## Information given:
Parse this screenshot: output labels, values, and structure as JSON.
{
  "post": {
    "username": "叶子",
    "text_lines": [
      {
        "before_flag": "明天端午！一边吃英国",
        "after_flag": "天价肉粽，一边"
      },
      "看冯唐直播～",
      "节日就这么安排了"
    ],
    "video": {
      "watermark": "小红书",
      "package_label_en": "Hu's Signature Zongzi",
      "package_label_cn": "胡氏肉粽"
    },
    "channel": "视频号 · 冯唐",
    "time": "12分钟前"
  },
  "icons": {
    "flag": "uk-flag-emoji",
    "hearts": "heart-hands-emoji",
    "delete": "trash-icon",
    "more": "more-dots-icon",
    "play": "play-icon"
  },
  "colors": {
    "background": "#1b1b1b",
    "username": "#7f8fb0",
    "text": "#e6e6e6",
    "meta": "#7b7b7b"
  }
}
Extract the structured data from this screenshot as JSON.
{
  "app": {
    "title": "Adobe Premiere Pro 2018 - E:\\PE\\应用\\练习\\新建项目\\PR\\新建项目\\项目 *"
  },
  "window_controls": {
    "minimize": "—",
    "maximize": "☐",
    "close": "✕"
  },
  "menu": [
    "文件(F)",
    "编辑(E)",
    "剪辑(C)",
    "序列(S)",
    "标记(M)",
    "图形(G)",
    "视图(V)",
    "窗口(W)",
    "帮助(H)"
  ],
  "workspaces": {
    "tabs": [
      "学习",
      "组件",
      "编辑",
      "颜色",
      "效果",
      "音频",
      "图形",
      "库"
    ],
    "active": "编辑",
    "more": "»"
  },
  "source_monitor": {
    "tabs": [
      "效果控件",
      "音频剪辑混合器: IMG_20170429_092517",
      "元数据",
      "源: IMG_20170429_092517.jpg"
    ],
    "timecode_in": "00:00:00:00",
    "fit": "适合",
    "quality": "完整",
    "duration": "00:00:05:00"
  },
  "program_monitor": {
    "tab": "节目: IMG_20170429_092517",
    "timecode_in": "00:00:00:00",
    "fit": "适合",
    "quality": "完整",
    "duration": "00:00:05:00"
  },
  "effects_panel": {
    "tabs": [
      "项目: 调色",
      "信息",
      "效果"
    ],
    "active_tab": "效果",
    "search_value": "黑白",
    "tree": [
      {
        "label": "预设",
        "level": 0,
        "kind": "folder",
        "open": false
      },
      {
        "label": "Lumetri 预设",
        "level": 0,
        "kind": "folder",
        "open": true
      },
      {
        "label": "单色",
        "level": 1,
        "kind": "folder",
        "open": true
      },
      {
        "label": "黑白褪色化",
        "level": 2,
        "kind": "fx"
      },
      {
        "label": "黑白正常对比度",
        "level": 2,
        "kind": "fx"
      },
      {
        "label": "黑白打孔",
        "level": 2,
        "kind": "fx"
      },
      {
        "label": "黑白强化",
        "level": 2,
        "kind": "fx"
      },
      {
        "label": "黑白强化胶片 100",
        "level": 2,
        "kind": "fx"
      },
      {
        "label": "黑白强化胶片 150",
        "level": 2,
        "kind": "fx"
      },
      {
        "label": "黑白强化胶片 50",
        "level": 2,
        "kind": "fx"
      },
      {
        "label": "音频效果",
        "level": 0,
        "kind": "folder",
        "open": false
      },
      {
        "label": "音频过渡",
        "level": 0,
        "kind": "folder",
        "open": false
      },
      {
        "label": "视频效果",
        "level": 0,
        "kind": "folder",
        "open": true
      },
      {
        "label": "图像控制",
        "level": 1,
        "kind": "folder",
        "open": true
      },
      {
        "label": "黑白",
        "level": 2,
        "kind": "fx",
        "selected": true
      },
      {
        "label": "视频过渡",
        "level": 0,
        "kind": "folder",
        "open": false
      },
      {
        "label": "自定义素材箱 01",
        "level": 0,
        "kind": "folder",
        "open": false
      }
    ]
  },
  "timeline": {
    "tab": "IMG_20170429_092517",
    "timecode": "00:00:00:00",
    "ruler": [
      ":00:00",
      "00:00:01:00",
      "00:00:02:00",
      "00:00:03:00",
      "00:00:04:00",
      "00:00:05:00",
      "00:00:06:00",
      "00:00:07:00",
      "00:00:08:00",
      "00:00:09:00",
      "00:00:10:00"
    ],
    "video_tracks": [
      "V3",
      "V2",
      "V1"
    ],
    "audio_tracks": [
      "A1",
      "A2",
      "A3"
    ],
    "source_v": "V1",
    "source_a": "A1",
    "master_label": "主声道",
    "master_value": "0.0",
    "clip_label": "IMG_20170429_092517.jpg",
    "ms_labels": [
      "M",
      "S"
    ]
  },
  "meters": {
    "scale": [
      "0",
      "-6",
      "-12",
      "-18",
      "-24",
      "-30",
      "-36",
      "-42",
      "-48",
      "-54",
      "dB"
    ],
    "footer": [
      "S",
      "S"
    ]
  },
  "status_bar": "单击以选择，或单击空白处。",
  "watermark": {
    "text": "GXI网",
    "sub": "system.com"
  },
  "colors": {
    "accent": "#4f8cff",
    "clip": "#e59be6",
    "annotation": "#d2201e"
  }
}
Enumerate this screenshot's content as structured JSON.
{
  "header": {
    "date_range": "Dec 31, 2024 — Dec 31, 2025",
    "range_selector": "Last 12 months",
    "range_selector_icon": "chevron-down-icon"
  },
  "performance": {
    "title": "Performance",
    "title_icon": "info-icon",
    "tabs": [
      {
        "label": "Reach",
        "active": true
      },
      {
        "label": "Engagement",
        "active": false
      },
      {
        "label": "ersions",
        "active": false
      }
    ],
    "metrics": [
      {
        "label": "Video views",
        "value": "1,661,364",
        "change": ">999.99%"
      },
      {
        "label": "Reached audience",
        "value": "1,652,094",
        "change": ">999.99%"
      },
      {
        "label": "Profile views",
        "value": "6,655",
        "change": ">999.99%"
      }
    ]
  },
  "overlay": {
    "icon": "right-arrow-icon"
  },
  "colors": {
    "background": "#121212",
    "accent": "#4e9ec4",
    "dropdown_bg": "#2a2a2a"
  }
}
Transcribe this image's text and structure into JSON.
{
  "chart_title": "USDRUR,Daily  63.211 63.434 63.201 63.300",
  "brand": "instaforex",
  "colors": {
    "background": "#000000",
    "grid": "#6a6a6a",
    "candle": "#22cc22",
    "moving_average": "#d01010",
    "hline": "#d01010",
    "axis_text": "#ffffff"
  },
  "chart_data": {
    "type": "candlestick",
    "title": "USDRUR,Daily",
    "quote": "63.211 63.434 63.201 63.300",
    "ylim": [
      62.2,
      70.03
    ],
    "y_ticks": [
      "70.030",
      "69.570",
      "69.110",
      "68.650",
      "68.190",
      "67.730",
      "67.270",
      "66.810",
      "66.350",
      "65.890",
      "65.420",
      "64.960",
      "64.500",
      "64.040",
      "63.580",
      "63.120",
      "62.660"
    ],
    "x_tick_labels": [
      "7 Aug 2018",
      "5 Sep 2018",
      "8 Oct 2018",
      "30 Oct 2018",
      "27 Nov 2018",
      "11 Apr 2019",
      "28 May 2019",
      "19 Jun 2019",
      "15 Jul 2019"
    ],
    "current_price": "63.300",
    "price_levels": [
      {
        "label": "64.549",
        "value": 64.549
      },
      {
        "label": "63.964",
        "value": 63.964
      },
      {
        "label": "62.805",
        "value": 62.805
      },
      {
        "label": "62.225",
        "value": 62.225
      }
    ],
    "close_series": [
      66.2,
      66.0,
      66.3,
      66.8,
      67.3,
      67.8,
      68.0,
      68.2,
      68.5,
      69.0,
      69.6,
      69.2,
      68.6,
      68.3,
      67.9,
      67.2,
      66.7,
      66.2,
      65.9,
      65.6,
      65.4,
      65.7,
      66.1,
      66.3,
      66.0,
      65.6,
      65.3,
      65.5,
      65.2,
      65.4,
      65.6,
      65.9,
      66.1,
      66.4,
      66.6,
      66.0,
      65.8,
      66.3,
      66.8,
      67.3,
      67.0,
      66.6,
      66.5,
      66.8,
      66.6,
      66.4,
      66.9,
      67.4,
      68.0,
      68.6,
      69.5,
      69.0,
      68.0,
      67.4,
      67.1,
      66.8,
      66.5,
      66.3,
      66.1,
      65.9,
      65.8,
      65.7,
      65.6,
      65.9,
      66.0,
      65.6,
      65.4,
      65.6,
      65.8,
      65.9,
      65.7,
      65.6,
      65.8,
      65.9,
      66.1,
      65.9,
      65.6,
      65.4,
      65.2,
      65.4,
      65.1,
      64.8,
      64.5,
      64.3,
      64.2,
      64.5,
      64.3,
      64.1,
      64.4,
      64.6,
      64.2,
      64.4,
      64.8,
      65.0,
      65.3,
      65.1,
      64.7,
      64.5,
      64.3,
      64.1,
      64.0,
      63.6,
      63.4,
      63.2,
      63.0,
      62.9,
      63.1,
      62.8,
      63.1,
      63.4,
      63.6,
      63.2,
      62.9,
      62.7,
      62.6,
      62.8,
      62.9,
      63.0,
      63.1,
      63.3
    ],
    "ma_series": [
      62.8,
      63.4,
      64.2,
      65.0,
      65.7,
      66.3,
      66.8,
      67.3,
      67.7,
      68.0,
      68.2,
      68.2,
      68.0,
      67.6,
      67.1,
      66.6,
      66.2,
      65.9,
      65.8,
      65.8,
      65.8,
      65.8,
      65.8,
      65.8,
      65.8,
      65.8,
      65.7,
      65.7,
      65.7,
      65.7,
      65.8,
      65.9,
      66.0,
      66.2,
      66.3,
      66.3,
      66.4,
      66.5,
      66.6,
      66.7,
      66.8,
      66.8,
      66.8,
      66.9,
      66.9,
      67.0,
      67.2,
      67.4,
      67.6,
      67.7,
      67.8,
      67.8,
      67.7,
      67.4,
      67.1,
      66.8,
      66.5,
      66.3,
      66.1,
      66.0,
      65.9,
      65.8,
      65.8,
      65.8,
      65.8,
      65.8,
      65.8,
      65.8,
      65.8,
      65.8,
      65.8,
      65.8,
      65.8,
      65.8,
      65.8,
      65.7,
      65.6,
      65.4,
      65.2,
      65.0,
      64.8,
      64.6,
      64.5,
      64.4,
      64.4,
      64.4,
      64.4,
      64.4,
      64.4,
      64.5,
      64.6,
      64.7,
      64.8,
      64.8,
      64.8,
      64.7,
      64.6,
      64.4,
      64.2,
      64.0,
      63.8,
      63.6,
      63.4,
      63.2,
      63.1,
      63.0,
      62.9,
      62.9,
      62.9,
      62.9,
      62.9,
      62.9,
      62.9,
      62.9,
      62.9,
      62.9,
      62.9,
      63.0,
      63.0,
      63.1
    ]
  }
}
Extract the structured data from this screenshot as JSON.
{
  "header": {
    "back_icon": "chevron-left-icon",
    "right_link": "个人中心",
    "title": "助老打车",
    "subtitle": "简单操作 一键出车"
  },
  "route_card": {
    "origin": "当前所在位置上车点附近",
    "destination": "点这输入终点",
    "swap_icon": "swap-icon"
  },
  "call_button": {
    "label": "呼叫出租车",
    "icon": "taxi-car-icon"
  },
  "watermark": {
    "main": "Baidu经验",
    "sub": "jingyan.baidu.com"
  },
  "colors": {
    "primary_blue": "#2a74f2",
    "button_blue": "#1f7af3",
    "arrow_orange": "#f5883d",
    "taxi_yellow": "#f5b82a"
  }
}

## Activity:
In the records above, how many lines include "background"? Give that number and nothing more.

## Completed exercise:
3